gms | German Medical Science

131. Kongress der Deutschen Gesellschaft für Chirurgie

Deutsche Gesellschaft für Chirurgie

25.03. - 28.03.2014, Berlin

The impact of intraoperative interruptions on surgeons’ workload: A prospective study in elective general and orthopaedic surgery

Meeting Abstract

  • Costanza Chiapponi - Universitätsklinikum Magdeburg, Klinik für Allgemeine, Viszeral- und Gefäßchirurgie, Magdeburg
  • Sophia Antoniadis - Klinikum der LMU München, Institut und Poliklinik für Arbeits-, Sozial- und Umweltmedizin, München
  • Christiane J. Bruns - Klinikum der LMU München, Klinik für Allgemeine, Viszeral-, Transplantations-, Gefäß- und Thoraxchirurgie, München
  • Matthias Weigl - Klinikum der LMU München, Institut und Poliklinik für Arbeits-, Sozial- und Umweltmedizin, München

Deutsche Gesellschaft für Chirurgie. 131. Kongress der Deutschen Gesellschaft für Chirurgie. Berlin, 25.-28.03.2014. Düsseldorf: German Medical Science GMS Publishing House; 2014. Doc14dgch549

doi: 10.3205/14dgch549, urn:nbn:de:0183-14dgch5494

Published: March 21, 2014

© 2014 Chiapponi et al.
This is an Open Access article distributed under the terms of the Creative Commons Attribution License ( You are free: to Share – to copy, distribute and transmit the work, provided the original author and source are credited.



Introduction: Surgeons’ intraoperative workload is critical for effective and safe surgical performance. Detrimental conditions of the operating room (OR) environment may add to surgeons’ load and jeopardize surgical outcomes. The study addresses the impact of different intraoperative workflow interruptions on surgeons’ capability to manage their subjective workload in a safe and efficient manner.

This study aimed to examine the prospective impact of various intraoperative interruptions on surgeons’ workload.

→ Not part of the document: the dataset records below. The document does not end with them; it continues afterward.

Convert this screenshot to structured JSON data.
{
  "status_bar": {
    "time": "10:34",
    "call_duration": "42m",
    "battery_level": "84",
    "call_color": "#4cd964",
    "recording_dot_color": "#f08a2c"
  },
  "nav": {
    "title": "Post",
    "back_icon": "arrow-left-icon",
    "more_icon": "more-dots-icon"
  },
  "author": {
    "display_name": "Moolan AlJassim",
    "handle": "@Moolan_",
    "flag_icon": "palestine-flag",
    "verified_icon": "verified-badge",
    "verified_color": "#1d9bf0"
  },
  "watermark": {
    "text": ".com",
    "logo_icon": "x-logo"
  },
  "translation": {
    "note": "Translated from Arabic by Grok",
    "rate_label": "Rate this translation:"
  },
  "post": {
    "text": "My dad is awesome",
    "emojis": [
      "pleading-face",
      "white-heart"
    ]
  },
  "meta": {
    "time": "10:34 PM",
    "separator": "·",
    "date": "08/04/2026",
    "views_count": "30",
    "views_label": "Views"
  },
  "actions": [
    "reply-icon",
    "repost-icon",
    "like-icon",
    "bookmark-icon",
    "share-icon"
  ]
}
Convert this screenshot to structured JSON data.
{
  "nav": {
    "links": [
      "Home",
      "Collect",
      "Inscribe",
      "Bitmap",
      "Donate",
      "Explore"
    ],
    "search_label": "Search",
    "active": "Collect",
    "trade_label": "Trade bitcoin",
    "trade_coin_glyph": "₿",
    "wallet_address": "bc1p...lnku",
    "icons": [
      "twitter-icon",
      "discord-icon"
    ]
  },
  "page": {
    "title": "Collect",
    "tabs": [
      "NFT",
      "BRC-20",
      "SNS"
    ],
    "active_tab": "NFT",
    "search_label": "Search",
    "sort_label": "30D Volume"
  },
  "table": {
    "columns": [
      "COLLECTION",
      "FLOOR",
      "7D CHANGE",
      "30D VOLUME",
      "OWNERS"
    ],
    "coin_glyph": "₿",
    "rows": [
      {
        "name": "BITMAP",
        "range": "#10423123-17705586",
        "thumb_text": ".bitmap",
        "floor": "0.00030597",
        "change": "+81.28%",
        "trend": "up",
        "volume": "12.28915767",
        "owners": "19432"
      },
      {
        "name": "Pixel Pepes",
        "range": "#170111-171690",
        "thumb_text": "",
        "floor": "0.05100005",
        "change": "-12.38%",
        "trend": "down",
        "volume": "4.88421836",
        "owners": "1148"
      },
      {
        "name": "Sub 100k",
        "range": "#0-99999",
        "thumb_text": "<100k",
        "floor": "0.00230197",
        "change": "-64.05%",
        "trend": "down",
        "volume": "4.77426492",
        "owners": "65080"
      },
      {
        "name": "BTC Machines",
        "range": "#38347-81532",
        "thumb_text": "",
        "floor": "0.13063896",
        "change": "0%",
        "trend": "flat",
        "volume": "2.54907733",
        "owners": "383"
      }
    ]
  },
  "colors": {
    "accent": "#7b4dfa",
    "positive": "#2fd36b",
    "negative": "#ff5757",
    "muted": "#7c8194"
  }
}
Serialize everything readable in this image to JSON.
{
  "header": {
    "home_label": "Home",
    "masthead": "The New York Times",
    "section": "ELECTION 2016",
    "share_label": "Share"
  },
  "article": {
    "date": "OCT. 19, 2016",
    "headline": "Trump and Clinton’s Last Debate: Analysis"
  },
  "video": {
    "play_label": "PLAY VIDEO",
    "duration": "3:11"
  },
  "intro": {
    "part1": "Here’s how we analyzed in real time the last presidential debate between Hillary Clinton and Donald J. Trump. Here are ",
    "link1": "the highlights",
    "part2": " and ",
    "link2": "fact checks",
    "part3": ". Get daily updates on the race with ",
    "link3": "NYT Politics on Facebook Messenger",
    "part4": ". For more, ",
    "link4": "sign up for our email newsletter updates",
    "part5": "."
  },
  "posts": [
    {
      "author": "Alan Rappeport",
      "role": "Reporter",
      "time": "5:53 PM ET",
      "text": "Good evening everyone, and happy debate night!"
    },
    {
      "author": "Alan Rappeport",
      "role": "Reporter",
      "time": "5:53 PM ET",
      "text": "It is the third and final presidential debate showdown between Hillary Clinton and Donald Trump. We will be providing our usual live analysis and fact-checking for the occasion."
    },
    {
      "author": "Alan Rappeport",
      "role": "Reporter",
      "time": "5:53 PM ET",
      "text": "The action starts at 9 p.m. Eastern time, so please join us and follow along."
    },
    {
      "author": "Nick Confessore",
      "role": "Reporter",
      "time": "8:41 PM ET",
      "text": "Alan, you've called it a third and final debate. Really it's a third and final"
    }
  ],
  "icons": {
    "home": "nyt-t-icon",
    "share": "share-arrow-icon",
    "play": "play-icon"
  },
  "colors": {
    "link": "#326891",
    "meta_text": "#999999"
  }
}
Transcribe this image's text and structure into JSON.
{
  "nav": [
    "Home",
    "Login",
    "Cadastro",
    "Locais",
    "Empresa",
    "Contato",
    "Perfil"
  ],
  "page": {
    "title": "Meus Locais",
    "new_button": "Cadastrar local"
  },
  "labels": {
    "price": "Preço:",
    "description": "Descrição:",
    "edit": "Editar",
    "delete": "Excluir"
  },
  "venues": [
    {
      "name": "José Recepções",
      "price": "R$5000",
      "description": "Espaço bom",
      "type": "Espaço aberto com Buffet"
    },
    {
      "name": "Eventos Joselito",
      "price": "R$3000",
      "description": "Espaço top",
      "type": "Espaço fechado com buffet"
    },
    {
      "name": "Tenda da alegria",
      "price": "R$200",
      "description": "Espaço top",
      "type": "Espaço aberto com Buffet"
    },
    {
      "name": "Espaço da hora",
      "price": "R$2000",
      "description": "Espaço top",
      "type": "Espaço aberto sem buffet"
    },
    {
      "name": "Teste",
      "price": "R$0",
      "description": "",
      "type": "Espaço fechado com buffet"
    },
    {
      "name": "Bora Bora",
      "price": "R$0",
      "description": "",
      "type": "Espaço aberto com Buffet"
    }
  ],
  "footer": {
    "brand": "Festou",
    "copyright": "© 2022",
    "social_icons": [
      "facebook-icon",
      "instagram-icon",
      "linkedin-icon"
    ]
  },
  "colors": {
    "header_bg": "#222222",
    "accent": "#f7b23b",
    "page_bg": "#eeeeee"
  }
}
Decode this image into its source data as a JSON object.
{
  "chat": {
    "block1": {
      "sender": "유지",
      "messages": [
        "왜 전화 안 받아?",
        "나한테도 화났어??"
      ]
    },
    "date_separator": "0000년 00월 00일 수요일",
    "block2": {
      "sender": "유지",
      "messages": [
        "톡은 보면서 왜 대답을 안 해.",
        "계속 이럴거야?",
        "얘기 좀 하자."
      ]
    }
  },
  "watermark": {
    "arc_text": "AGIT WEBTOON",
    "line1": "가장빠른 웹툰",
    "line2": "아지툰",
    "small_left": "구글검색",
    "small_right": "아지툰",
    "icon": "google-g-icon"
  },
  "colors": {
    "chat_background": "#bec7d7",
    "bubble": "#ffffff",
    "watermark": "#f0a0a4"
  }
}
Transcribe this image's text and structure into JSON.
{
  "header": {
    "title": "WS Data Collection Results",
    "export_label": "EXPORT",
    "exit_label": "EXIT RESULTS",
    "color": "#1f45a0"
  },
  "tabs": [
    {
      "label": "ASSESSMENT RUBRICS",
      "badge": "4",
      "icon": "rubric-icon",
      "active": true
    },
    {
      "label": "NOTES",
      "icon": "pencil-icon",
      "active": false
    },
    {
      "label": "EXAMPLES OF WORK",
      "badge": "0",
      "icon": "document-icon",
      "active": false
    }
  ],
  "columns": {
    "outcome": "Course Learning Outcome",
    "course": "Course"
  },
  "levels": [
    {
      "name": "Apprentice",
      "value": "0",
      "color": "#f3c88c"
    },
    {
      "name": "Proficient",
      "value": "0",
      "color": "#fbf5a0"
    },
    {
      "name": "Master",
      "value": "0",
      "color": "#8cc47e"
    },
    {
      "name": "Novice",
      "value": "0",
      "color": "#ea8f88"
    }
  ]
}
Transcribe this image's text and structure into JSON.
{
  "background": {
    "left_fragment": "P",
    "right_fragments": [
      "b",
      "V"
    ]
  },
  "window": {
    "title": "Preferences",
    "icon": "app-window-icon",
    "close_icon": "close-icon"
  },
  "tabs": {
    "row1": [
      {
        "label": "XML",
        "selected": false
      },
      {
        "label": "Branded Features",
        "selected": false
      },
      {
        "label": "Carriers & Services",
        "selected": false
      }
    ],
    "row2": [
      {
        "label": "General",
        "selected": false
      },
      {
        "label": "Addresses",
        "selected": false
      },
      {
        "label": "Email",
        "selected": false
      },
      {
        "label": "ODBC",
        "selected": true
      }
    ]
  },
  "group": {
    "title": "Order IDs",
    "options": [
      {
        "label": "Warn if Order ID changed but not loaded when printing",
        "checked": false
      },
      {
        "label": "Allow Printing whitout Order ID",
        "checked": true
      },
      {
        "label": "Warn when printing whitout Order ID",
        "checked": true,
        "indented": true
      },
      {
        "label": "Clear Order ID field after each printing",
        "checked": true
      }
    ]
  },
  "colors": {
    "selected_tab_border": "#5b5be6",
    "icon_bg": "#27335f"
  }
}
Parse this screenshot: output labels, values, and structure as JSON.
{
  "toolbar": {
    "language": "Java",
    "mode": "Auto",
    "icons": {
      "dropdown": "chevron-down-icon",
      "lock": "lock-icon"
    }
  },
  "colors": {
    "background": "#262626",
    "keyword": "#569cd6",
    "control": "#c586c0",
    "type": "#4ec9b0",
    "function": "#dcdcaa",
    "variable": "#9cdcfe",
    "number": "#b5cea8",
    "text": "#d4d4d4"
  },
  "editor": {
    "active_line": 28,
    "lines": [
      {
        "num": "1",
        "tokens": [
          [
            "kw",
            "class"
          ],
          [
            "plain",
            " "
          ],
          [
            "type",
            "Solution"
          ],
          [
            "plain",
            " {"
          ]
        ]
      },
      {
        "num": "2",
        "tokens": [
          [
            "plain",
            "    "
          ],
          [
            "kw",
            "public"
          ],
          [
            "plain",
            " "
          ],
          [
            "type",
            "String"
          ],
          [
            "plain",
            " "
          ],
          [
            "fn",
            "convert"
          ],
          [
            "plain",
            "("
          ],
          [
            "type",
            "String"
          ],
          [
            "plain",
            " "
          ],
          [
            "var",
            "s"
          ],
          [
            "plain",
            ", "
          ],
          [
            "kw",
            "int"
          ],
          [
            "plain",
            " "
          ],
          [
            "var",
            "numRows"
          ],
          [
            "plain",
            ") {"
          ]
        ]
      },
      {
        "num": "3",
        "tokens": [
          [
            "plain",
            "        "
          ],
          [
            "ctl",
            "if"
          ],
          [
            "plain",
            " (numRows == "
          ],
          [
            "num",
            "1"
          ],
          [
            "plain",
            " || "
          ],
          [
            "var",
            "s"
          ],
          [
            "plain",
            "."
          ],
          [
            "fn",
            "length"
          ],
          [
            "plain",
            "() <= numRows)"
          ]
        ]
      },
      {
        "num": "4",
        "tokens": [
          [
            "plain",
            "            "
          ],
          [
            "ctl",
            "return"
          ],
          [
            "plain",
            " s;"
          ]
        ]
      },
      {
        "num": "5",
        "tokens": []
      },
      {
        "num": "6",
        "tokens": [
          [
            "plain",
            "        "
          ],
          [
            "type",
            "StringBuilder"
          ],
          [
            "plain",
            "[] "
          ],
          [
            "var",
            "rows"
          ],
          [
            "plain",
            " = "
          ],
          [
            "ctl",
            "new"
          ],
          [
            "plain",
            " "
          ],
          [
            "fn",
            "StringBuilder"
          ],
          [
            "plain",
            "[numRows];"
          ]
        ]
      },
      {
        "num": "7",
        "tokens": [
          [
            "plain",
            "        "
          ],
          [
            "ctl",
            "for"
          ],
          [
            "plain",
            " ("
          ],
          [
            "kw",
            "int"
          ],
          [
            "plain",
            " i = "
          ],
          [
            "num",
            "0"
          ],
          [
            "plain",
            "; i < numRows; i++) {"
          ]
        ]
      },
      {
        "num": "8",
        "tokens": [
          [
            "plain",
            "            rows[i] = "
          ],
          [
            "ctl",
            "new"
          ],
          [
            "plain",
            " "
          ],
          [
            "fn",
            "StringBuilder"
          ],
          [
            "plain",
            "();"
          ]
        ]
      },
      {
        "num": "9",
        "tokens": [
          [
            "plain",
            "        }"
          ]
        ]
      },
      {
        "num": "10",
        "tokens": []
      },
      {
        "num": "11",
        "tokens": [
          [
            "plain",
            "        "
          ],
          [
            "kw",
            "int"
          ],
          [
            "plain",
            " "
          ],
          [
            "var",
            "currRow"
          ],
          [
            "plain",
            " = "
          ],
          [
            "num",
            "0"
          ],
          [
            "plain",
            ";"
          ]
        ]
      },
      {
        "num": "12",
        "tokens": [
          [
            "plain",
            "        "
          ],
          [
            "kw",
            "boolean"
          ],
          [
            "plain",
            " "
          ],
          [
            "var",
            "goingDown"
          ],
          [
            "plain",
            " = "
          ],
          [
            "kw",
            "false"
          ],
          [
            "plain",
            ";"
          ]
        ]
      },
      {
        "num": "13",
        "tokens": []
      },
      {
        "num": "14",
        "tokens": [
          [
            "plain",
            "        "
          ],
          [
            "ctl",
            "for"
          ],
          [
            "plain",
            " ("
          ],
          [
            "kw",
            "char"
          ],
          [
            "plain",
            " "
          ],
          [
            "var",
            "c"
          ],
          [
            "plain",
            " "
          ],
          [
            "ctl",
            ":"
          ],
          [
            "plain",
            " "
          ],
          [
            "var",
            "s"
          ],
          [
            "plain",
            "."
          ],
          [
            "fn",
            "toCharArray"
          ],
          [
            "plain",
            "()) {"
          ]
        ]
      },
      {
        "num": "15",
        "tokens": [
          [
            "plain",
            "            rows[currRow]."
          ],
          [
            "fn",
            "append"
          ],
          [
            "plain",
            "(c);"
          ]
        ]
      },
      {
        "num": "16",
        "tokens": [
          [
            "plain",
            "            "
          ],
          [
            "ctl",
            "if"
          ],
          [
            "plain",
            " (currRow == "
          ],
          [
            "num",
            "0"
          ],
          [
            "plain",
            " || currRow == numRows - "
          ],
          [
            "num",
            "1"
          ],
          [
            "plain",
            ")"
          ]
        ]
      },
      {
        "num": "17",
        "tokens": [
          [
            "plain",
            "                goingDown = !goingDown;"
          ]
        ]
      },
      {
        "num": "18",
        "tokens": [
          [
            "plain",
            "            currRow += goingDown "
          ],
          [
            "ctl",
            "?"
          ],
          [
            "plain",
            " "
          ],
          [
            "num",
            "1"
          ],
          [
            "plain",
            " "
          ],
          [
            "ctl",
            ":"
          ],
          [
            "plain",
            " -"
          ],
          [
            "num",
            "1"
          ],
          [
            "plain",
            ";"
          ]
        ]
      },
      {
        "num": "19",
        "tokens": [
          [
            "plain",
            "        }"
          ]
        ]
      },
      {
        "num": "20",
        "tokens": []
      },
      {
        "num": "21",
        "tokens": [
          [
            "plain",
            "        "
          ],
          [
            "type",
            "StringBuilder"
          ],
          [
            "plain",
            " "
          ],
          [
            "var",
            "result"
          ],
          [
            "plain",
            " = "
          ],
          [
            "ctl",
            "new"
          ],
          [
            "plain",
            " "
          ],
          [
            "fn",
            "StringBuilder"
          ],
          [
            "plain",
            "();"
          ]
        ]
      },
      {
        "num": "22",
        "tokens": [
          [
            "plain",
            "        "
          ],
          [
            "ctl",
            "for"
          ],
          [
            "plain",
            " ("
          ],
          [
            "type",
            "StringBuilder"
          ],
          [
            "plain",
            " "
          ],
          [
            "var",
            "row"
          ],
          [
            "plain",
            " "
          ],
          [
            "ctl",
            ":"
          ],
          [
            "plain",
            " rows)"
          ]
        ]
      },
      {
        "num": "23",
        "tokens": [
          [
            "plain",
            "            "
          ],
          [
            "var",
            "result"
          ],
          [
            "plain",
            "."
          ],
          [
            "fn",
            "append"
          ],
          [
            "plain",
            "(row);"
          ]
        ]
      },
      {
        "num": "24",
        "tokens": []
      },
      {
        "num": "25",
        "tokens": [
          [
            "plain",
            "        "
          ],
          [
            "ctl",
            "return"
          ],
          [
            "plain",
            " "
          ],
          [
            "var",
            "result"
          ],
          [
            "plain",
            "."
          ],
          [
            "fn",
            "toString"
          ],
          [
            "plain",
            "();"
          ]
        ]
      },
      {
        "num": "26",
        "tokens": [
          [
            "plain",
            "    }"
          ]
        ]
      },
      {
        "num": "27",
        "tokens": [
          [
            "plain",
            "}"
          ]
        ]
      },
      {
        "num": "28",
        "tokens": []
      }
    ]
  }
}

Material and methods: A prospective study of full case observations with workload ratings from two surgical specialties (general, orthopaedic/trauma surgery). Intraoperative interruptions were assessed via expert observation using a well-validated observation tool. Surgeons assessed their workload directly after case completion based on three items of the validated Surgery Task Load Index (SURG-TLX; mental demands, situational stress, distractions).

Results: 56 elective cases with 94 workload ratings were included. Mean intraoperative time was 1.37 hours. Intraoperative interruptions were on average observed 9.8 times per hour. Persons that entered/exited the OR (30.6%) as well telephone/bleeper related disruptions (23.6%) occurred most often. Most disruptive interferences with surgical team functioning were observed for equipment- and OR-environment related interruptions. After identifying task and procedural influences, partial correlational analyses revealed that case-irrelevant communication were negatively related with surgeons’ mental fatigue and situational stress whereas surgeons’ reported distraction was prospectively influenced by case irrelevant communication and procedural disruptions.

Conclusion: Our study documents the unique contribution of different interruptions on surgeons’ workload: whereas case irrelevant communication may be beneficial for mental fatigue and stress in routine cases, procedural interruptions and case irrelevant communication may deteriorate surgeons’ mental focus. Thus, well-designed OR environments, careful surgical leadership, and awareness shall help to control interruptions for effective and safe surgical care.